## RECORDS FOR THE TASK
'''

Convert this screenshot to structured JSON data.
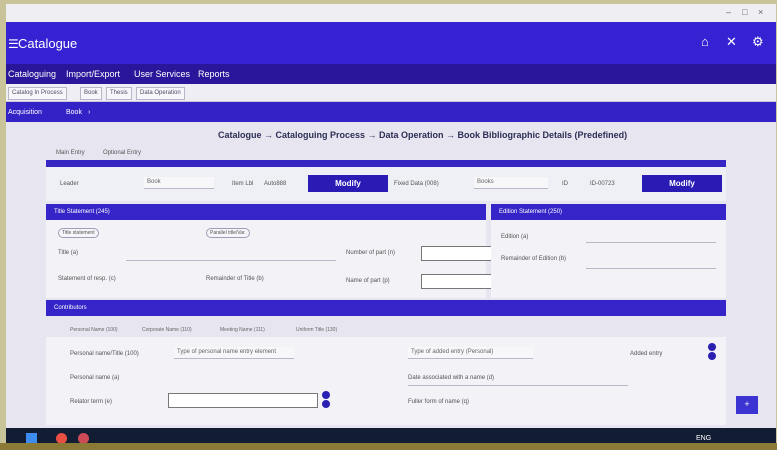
{
  "window": {
    "title": "",
    "controls": [
      "–",
      "□",
      "×"
    ]
  },
  "appbar": {
    "menu_icon": "menu-icon",
    "title": "Catalogue",
    "icons": [
      "home-icon",
      "close-icon",
      "settings-icon"
    ]
  },
  "menu": {
    "items": [
      "Cataloguing",
      "Import/Export",
      "User Services",
      "Reports"
    ]
  },
  "tabs": [
    "Catalog In Process",
    "Book",
    "Thesis",
    "Data Operation"
  ],
  "crumb": {
    "items": [
      "Acquisition",
      "Book",
      "›"
    ]
  },
  "page": {
    "title": "Catalogue → Cataloguing Process → Data Operation → Book Bibliographic Details (Predefined)"
  },
  "subtabs": [
    "Main Entry",
    "Optional Entry"
  ],
  "row1": {
    "left_label": "Leader",
    "left_select": "Book",
    "left_extra_label": "Item Lbl",
    "left_extra_value": "Auto888",
    "modify_label": "Modify",
    "right_label": "Fixed Data (008)",
    "right_select": "Books",
    "right_extra_label": "ID",
    "right_extra_value": "ID-00723",
    "modify2_label": "Modify"
  },
  "section_title": {
    "left": "Title Statement (245)",
    "right": "Edition Statement (250)"
  },
  "fields": {
    "pill1": "Title statement",
    "pill2": "Parallel title/Var.",
    "title_label": "Title (a)",
    "remainder_label": "Remainder of Title (b)",
    "statement_label": "Statement of resp. (c)",
    "number_label": "Number of part (n)",
    "name_label": "Name of part (p)",
    "edition_label": "Edition (a)",
    "remainder_edition_label": "Remainder of Edition (b)"
  },
  "section2_title": "Contributors",
  "inner_tabs": [
    "Personal Name (100)",
    "Corporate Name (110)",
    "Meeting Name (111)",
    "Uniform Title (130)"
  ],
  "contributors": {
    "row1_label": "Personal name/Title (100)",
    "row1_select": "Type of personal name entry element",
    "row1_right_select": "Type of added entry (Personal)",
    "row1_checkbox": "Added entry",
    "row2_label": "Personal name (a)",
    "row2_right": "Date associated with a name (d)",
    "row3_label": "Relator term (e)",
    "row3_right": "Fuller form of name (q)"
  },
  "fab": "+",
  "taskbar": {
    "tray": "ENG"
  },
  "colors": {
    "appbar": "#3523d3",
    "menubar": "#2a169a",
    "button": "#2b1bb5"
  }
}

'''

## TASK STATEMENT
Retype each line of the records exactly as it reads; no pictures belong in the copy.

## RESPONSE FOR THIS EXERCISE
Convert this screenshot to structured JSON data.
{
  "window": {
    "title": "",
    "controls": [
      "–",
      "□",
      "×"
    ]
  },
  "appbar": {
    "menu_icon": "menu-icon",
    "title": "Catalogue",
    "icons": [
      "home-icon",
      "close-icon",
      "settings-icon"
    ]
  },
  "menu": {
    "items": [
      "Cataloguing",
      "Import/Export",
      "User Services",
      "Reports"
    ]
  },
  "tabs": [
    "Catalog In Process",
    "Book",
    "Thesis",
    "Data Operation"
  ],
  "crumb": {
    "items": [
      "Acquisition",
      "Book",
      "›"
    ]
  },
  "page": {
    "title": "Catalogue → Cataloguing Process → Data Operation → Book Bibliographic Details (Predefined)"
  },
  "subtabs": [
    "Main Entry",
    "Optional Entry"
  ],
  "row1": {
    "left_label": "Leader",
    "left_select": "Book",
    "left_extra_label": "Item Lbl",
    "left_extra_value": "Auto888",
    "modify_label": "Modify",
    "right_label": "Fixed Data (008)",
    "right_select": "Books",
    "right_extra_label": "ID",
    "right_extra_value": "ID-00723",
    "modify2_label": "Modify"
  },
  "section_title": {
    "left": "Title Statement (245)",
    "right": "Edition Statement (250)"
  },
  "fields": {
    "pill1": "Title statement",
    "pill2": "Parallel title/Var.",
    "title_label": "Title (a)",
    "remainder_label": "Remainder of Title (b)",
    "statement_label": "Statement of resp. (c)",
    "number_label": "Number of part (n)",
    "name_label": "Name of part (p)",
    "edition_label": "Edition (a)",
    "remainder_edition_label": "Remainder of Edition (b)"
  },
  "section2_title": "Contributors",
  "inner_tabs": [
    "Personal Name (100)",
    "Corporate Name (110)",
    "Meeting Name (111)",
    "Uniform Title (130)"
  ],
  "contributors": {
    "row1_label": "Personal name/Title (100)",
    "row1_select": "Type of personal name entry element",
    "row1_right_select": "Type of added entry (Personal)",
    "row1_checkbox": "Added entry",
    "row2_label": "Personal name (a)",
    "row2_right": "Date associated with a name (d)",
    "row3_label": "Relator term (e)",
    "row3_right": "Fuller form of name (q)"
  },
  "fab": "+",
  "taskbar": {
    "tray": "ENG"
  },
  "colors": {
    "appbar": "#3523d3",
    "menubar": "#2a169a",
    "button": "#2b1bb5"
  }
}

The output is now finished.